_Exercise requirements_
An image-free reproduction of the data below is needed: print it exactly.

[Raw data Boundary: Start]

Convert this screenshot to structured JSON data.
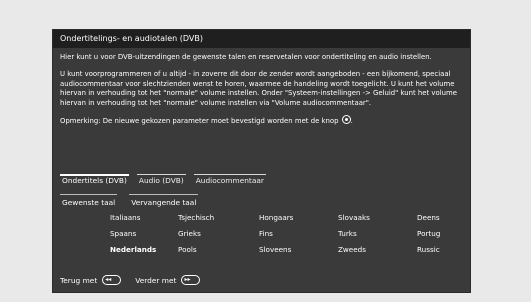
{
  "window": {
    "title": "Ondertitelings- en audiotalen (DVB)"
  },
  "intro": {
    "line1": "Hier kunt u voor DVB-uitzendingen de gewenste talen en reservetalen voor ondertiteling en audio instellen.",
    "line2": "U kunt voorprogrammeren of u altijd - in zoverre dit door de zender wordt aangeboden - een bijkomend, speciaal audiocommentaar voor slechtzienden wenst te horen, waarmee de handeling wordt toegelicht. U kunt het volume hiervan in verhouding tot het \"normale\" volume instellen. Onder \"Systeem-instellingen -> Geluid\" kunt het volume hiervan in verhouding tot het \"normale\" volume instellen via \"Volume audiocommentaar\".",
    "note": "Opmerking: De nieuwe gekozen parameter moet bevestigd worden met de knop"
  },
  "tabs": [
    {
      "label": "Ondertitels (DVB)",
      "active": true
    },
    {
      "label": "Audio (DVB)",
      "active": false
    },
    {
      "label": "Audiocommentaar",
      "active": false
    }
  ],
  "subtabs": [
    {
      "label": "Gewenste taal",
      "active": true
    },
    {
      "label": "Vervangende taal",
      "active": false
    }
  ],
  "languages": {
    "rows": [
      [
        "Italiaans",
        "Tsjechisch",
        "Hongaars",
        "Slovaaks",
        "Deens"
      ],
      [
        "Spaans",
        "Grieks",
        "Fins",
        "Turks",
        "Portug"
      ],
      [
        "Nederlands",
        "Pools",
        "Sloveens",
        "Zweeds",
        "Russic"
      ]
    ],
    "selected": "Nederlands"
  },
  "footer": {
    "back_label": "Terug met",
    "next_label": "Verder met"
  },
  "colors": {
    "panel": "#3a3a3a",
    "titlebar": "#1f1f1f",
    "text": "#ffffff",
    "page_bg": "#e9e9e9"
  }
}
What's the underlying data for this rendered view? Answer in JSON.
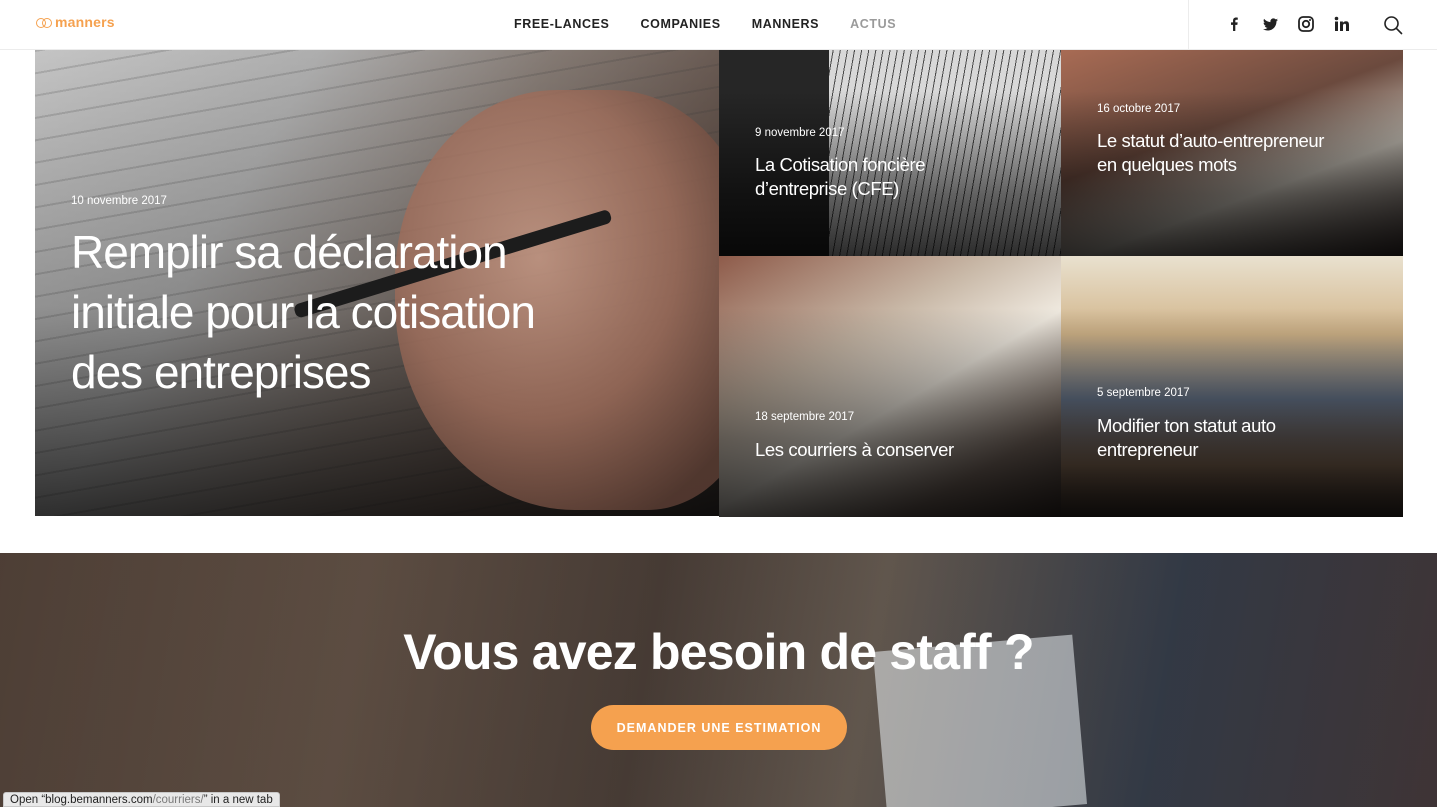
{
  "brand": {
    "logo_text": "manners",
    "accent_color": "#f5a14f"
  },
  "nav": {
    "items": [
      {
        "label": "FREE-LANCES"
      },
      {
        "label": "COMPANIES"
      },
      {
        "label": "MANNERS"
      },
      {
        "label": "ACTUS"
      }
    ]
  },
  "socials": {
    "icons": [
      "facebook-icon",
      "twitter-icon",
      "instagram-icon",
      "linkedin-icon",
      "search-icon"
    ]
  },
  "featured": {
    "date": "10 novembre 2017",
    "title": "Remplir sa déclaration initiale pour la cotisation des entreprises"
  },
  "posts": [
    {
      "date": "9 novembre 2017",
      "title": "La Cotisation foncière d’entreprise (CFE)"
    },
    {
      "date": "16 octobre 2017",
      "title": "Le statut d’auto-entrepreneur en quelques mots"
    },
    {
      "date": "18 septembre 2017",
      "title": "Les courriers à conserver"
    },
    {
      "date": "5 septembre 2017",
      "title": "Modifier ton statut auto entrepreneur"
    }
  ],
  "cta": {
    "title": "Vous avez besoin de staff ?",
    "button_label": "DEMANDER UNE ESTIMATION"
  },
  "status_bar": {
    "prefix": "Open “blog.bemanners.com",
    "path": "/courriers/",
    "suffix": "” in a new tab"
  }
}
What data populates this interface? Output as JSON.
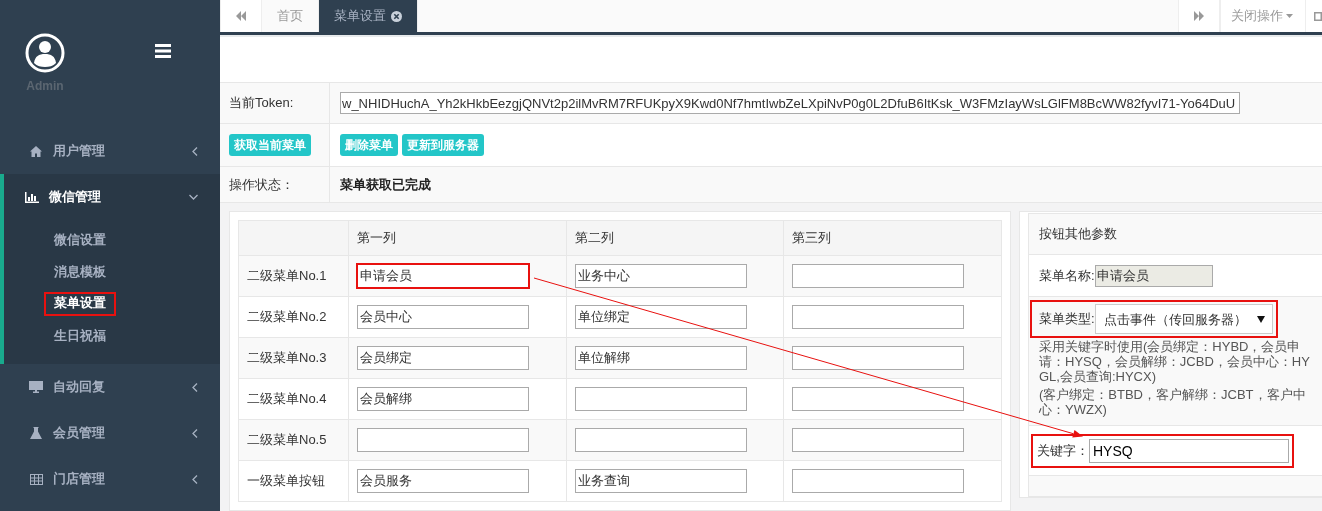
{
  "sidebar": {
    "user": "Admin",
    "items": [
      {
        "label": "用户管理",
        "expanded": false,
        "selected": false
      },
      {
        "label": "微信管理",
        "expanded": true,
        "selected": true,
        "children": [
          {
            "label": "微信设置",
            "selected": false,
            "highlighted": false
          },
          {
            "label": "消息模板",
            "selected": false,
            "highlighted": false
          },
          {
            "label": "菜单设置",
            "selected": true,
            "highlighted": true
          },
          {
            "label": "生日祝福",
            "selected": false,
            "highlighted": false
          }
        ]
      },
      {
        "label": "自动回复",
        "expanded": false,
        "selected": false
      },
      {
        "label": "会员管理",
        "expanded": false,
        "selected": false
      },
      {
        "label": "门店管理",
        "expanded": false,
        "selected": false
      }
    ]
  },
  "tab_bar": {
    "tabs": [
      {
        "label": "首页",
        "selected": false,
        "closable": false
      },
      {
        "label": "菜单设置",
        "selected": true,
        "closable": true
      }
    ],
    "close_menu": "关闭操作"
  },
  "form": {
    "token_label": "当前Token:",
    "token": "w_NHIDHuchA_Yh2kHkbEezgjQNVt2p2ilMvRM7RFUKpyX9Kwd0Nf7hmtIwbZeLXpiNvP0g0L2DfuB6ItKsk_W3FMzIayWsLGlFM8BcWW82fyvI71-Yo64DuU",
    "buttons": [
      "获取当前菜单",
      "删除菜单",
      "更新到服务器"
    ],
    "status_label": "操作状态：",
    "status": "菜单获取已完成"
  },
  "menu_grid": {
    "columns": [
      "第一列",
      "第二列",
      "第三列"
    ],
    "rows": [
      {
        "label": "二级菜单No.1",
        "cells": [
          {
            "value": "申请会员",
            "highlighted": true
          },
          {
            "value": "业务中心",
            "highlighted": false
          },
          {
            "highlighted": false
          }
        ]
      },
      {
        "label": "二级菜单No.2",
        "cells": [
          {
            "value": "会员中心",
            "highlighted": false
          },
          {
            "value": "单位绑定",
            "highlighted": false
          },
          {
            "highlighted": false
          }
        ]
      },
      {
        "label": "二级菜单No.3",
        "cells": [
          {
            "value": "会员绑定",
            "highlighted": false
          },
          {
            "value": "单位解绑",
            "highlighted": false
          },
          {
            "highlighted": false
          }
        ]
      },
      {
        "label": "二级菜单No.4",
        "cells": [
          {
            "value": "会员解绑",
            "highlighted": false
          },
          {
            "highlighted": false
          },
          {
            "highlighted": false
          }
        ]
      },
      {
        "label": "二级菜单No.5",
        "cells": [
          {
            "highlighted": false
          },
          {
            "highlighted": false
          },
          {
            "highlighted": false
          }
        ]
      },
      {
        "label": "一级菜单按钮",
        "cells": [
          {
            "value": "会员服务",
            "highlighted": false
          },
          {
            "value": "业务查询",
            "highlighted": false
          },
          {
            "highlighted": false
          }
        ]
      }
    ]
  },
  "params": {
    "title": "按钮其他参数",
    "name_label": "菜单名称:",
    "name": "申请会员",
    "type_label": "菜单类型:",
    "type": "点击事件（传回服务器）",
    "type_highlighted": true,
    "notes": [
      "采用关键字时使用(会员绑定：HYBD，会员申请：HYSQ，会员解绑：JCBD，会员中心：HYGL,会员查询:HYCX)",
      "(客户绑定：BTBD，客户解绑：JCBT，客户中心：YWZX)"
    ],
    "keyword_label": "关键字：",
    "keyword": "HYSQ",
    "keyword_highlighted": true
  },
  "annotation_arrow": true
}
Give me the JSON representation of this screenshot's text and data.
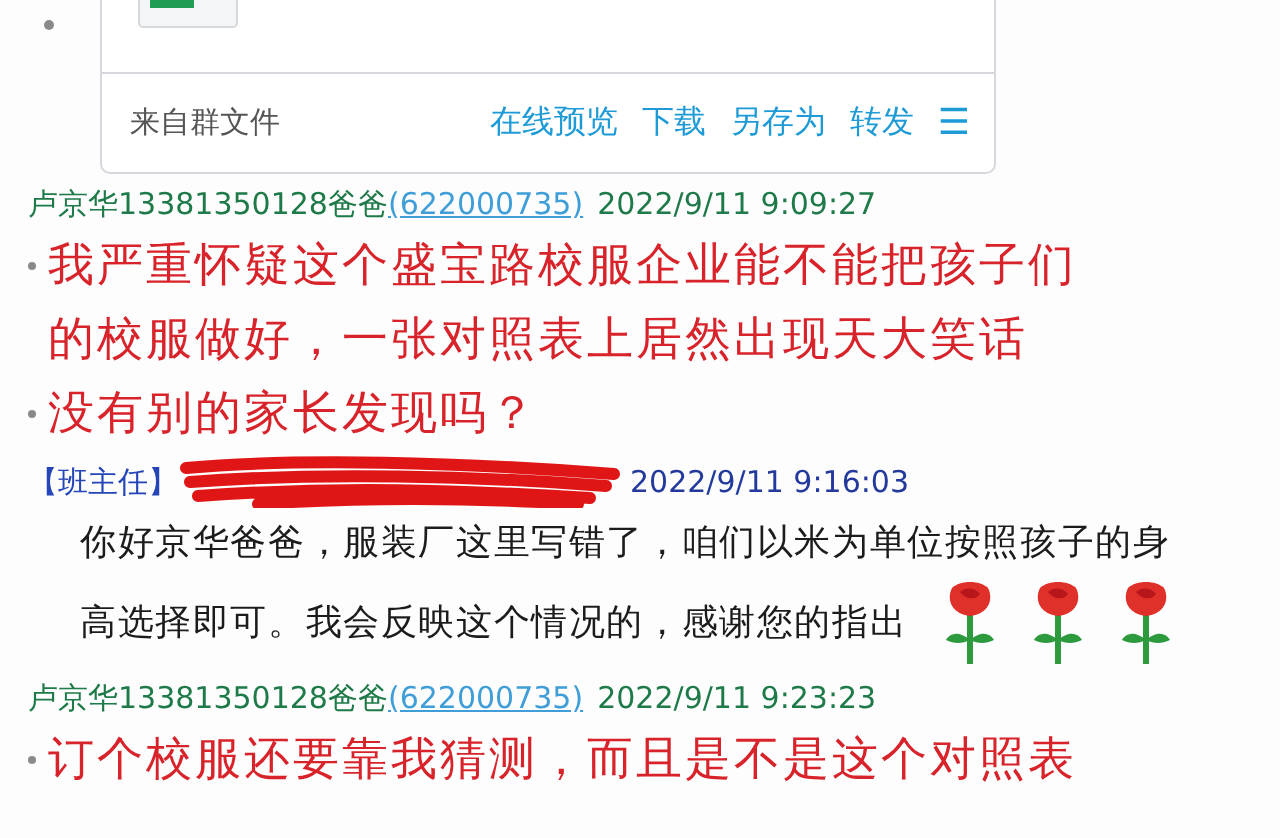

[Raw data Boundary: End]

_Response to this task_
Convert this screenshot to structured JSON data.
{
  "window": {
    "title": "Ondertitelings- en audiotalen (DVB)"
  },
  "intro": {
    "line1": "Hier kunt u voor DVB-uitzendingen de gewenste talen en reservetalen voor ondertiteling en audio instellen.",
    "line2": "U kunt voorprogrammeren of u altijd - in zoverre dit door de zender wordt aangeboden - een bijkomend, speciaal audiocommentaar voor slechtzienden wenst te horen, waarmee de handeling wordt toegelicht. U kunt het volume hiervan in verhouding tot het \"normale\" volume instellen. Onder \"Systeem-instellingen -> Geluid\" kunt het volume hiervan in verhouding tot het \"normale\" volume instellen via \"Volume audiocommentaar\".",
    "note": "Opmerking: De nieuwe gekozen parameter moet bevestigd worden met de knop"
  },
  "tabs": [
    {
      "label": "Ondertitels (DVB)",
      "active": true
    },
    {
      "label": "Audio (DVB)",
      "active": false
    },
    {
      "label": "Audiocommentaar",
      "active": false
    }
  ],
  "subtabs": [
    {
      "label": "Gewenste taal",
      "active": true
    },
    {
      "label": "Vervangende taal",
      "active": false
    }
  ],
  "languages": {
    "rows": [
      [
        "Italiaans",
        "Tsjechisch",
        "Hongaars",
        "Slovaaks",
        "Deens"
      ],
      [
        "Spaans",
        "Grieks",
        "Fins",
        "Turks",
        "Portug"
      ],
      [
        "Nederlands",
        "Pools",
        "Sloveens",
        "Zweeds",
        "Russic"
      ]
    ],
    "selected": "Nederlands"
  },
  "footer": {
    "back_label": "Terug met",
    "next_label": "Verder met"
  },
  "colors": {
    "panel": "#3a3a3a",
    "titlebar": "#1f1f1f",
    "text": "#ffffff",
    "page_bg": "#e9e9e9"
  }
}
What's the underlying data for this rendered view? Answer in JSON.
{
  "brand": {
    "logo_text": "manners",
    "accent_color": "#f5a14f"
  },
  "nav": {
    "items": [
      {
        "label": "FREE-LANCES"
      },
      {
        "label": "COMPANIES"
      },
      {
        "label": "MANNERS"
      },
      {
        "label": "ACTUS"
      }
    ]
  },
  "socials": {
    "icons": [
      "facebook-icon",
      "twitter-icon",
      "instagram-icon",
      "linkedin-icon",
      "search-icon"
    ]
  },
  "featured": {
    "date": "10 novembre 2017",
    "title": "Remplir sa déclaration initiale pour la cotisation des entreprises"
  },
  "posts": [
    {
      "date": "9 novembre 2017",
      "title": "La Cotisation foncière d’entreprise (CFE)"
    },
    {
      "date": "16 octobre 2017",
      "title": "Le statut d’auto-entrepreneur en quelques mots"
    },
    {
      "date": "18 septembre 2017",
      "title": "Les courriers à conserver"
    },
    {
      "date": "5 septembre 2017",
      "title": "Modifier ton statut auto entrepreneur"
    }
  ],
  "cta": {
    "title": "Vous avez besoin de staff ?",
    "button_label": "DEMANDER UNE ESTIMATION"
  },
  "status_bar": {
    "prefix": "Open “blog.bemanners.com",
    "path": "/courriers/",
    "suffix": "” in a new tab"
  }
}
What data populates this interface? Output as JSON.
{
  "sidebar": {
    "user": "Admin",
    "items": [
      {
        "label": "用户管理",
        "expanded": false,
        "selected": false
      },
      {
        "label": "微信管理",
        "expanded": true,
        "selected": true,
        "children": [
          {
            "label": "微信设置",
            "selected": false,
            "highlighted": false
          },
          {
            "label": "消息模板",
            "selected": false,
            "highlighted": false
          },
          {
            "label": "菜单设置",
            "selected": true,
            "highlighted": true
          },
          {
            "label": "生日祝福",
            "selected": false,
            "highlighted": false
          }
        ]
      },
      {
        "label": "自动回复",
        "expanded": false,
        "selected": false
      },
      {
        "label": "会员管理",
        "expanded": false,
        "selected": false
      },
      {
        "label": "门店管理",
        "expanded": false,
        "selected": false
      }
    ]
  },
  "tab_bar": {
    "tabs": [
      {
        "label": "首页",
        "selected": false,
        "closable": false
      },
      {
        "label": "菜单设置",
        "selected": true,
        "closable": true
      }
    ],
    "close_menu": "关闭操作"
  },
  "form": {
    "token_label": "当前Token:",
    "token": "w_NHIDHuchA_Yh2kHkbEezgjQNVt2p2ilMvRM7RFUKpyX9Kwd0Nf7hmtIwbZeLXpiNvP0g0L2DfuB6ItKsk_W3FMzIayWsLGlFM8BcWW82fyvI71-Yo64DuU",
    "buttons": [
      "获取当前菜单",
      "删除菜单",
      "更新到服务器"
    ],
    "status_label": "操作状态：",
    "status": "菜单获取已完成"
  },
  "menu_grid": {
    "columns": [
      "第一列",
      "第二列",
      "第三列"
    ],
    "rows": [
      {
        "label": "二级菜单No.1",
        "cells": [
          {
            "value": "申请会员",
            "highlighted": true
          },
          {
            "value": "业务中心",
            "highlighted": false
          },
          {
            "highlighted": false
          }
        ]
      },
      {
        "label": "二级菜单No.2",
        "cells": [
          {
            "value": "会员中心",
            "highlighted": false
          },
          {
            "value": "单位绑定",
            "highlighted": false
          },
          {
            "highlighted": false
          }
        ]
      },
      {
        "label": "二级菜单No.3",
        "cells": [
          {
            "value": "会员绑定",
            "highlighted": false
          },
          {
            "value": "单位解绑",
            "highlighted": false
          },
          {
            "highlighted": false
          }
        ]
      },
      {
        "label": "二级菜单No.4",
        "cells": [
          {
            "value": "会员解绑",
            "highlighted": false
          },
          {
            "highlighted": false
          },
          {
            "highlighted": false
          }
        ]
      },
      {
        "label": "二级菜单No.5",
        "cells": [
          {
            "highlighted": false
          },
          {
            "highlighted": false
          },
          {
            "highlighted": false
          }
        ]
      },
      {
        "label": "一级菜单按钮",
        "cells": [
          {
            "value": "会员服务",
            "highlighted": false
          },
          {
            "value": "业务查询",
            "highlighted": false
          },
          {
            "highlighted": false
          }
        ]
      }
    ]
  },
  "params": {
    "title": "按钮其他参数",
    "name_label": "菜单名称:",
    "name": "申请会员",
    "type_label": "菜单类型:",
    "type": "点击事件（传回服务器）",
    "type_highlighted": true,
    "notes": [
      "采用关键字时使用(会员绑定：HYBD，会员申请：HYSQ，会员解绑：JCBD，会员中心：HYGL,会员查询:HYCX)",
      "(客户绑定：BTBD，客户解绑：JCBT，客户中心：YWZX)"
    ],
    "keyword_label": "关键字：",
    "keyword": "HYSQ",
    "keyword_highlighted": true
  },
  "annotation_arrow": true
}
Give me the JSON representation of this screenshot's text and data.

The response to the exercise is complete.